The push for a public credit reporting agency is part of President Biden’s job and economic recovery agenda. The president’s agenda is inspired by a proposal from Dēmos, a liberal think tank with offices in New York and Washington, D.C. It calls for the formation of a new, national credit reporting and scoring division inside the Consumer Financial Protection Bureau (CFPB). [...]
Amy Traub, associate director of policy and research at Dēmos, said that although credit scores never formally take race into account, that doesn’t mean they’re race-neutral. “[Credit scores] draw on data about personal borrowing and payment history that is shaped by generations of discriminatory public policies and corporate practices.”
Many studies indeed show that Black and Latino consumers (as a group) have lower credit scores than their white and Asian counterparts.

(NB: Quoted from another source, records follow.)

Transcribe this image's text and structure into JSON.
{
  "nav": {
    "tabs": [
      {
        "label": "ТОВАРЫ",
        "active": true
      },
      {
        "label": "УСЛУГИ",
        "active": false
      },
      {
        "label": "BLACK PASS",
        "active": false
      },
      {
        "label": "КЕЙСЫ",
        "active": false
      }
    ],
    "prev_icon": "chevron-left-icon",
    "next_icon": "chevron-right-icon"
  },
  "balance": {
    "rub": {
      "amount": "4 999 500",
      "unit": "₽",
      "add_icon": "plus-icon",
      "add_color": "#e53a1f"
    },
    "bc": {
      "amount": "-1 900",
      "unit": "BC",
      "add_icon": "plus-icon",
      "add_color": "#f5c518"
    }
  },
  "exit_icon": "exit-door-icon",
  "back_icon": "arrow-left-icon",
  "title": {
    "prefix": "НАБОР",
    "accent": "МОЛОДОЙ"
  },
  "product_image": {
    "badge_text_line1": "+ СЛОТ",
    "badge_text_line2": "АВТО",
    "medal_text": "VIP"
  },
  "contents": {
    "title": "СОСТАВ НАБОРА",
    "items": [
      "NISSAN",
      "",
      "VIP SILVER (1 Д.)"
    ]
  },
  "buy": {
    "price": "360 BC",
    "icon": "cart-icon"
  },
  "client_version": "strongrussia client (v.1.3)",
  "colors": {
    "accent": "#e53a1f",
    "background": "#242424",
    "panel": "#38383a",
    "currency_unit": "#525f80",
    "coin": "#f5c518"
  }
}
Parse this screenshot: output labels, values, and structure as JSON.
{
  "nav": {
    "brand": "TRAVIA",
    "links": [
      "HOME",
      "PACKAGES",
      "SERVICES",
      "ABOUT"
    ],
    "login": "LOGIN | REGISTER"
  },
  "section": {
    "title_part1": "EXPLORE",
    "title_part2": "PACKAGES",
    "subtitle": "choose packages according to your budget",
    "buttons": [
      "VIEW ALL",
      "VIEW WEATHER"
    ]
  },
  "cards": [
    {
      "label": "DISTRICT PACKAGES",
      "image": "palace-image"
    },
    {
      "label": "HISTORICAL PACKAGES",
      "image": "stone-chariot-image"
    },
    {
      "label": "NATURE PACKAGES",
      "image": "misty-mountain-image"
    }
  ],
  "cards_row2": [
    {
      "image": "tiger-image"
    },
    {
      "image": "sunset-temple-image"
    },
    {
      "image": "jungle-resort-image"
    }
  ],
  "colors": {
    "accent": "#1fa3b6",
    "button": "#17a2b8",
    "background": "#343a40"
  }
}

A CFPB study from 2015 found that those same Black and Latino consumer groups are also more likely to have no credit scores at all—known as being credit invisible.
“…Black and Latinx borrowers [are] more likely to be denied credit than white borrowers and more likely to be charged higher interest rates on everything from home mortgage loans, to credit cards, to car loans,” Traub said. “It’s just one of many ways the financial deck is stacked against Black and brown consumers.”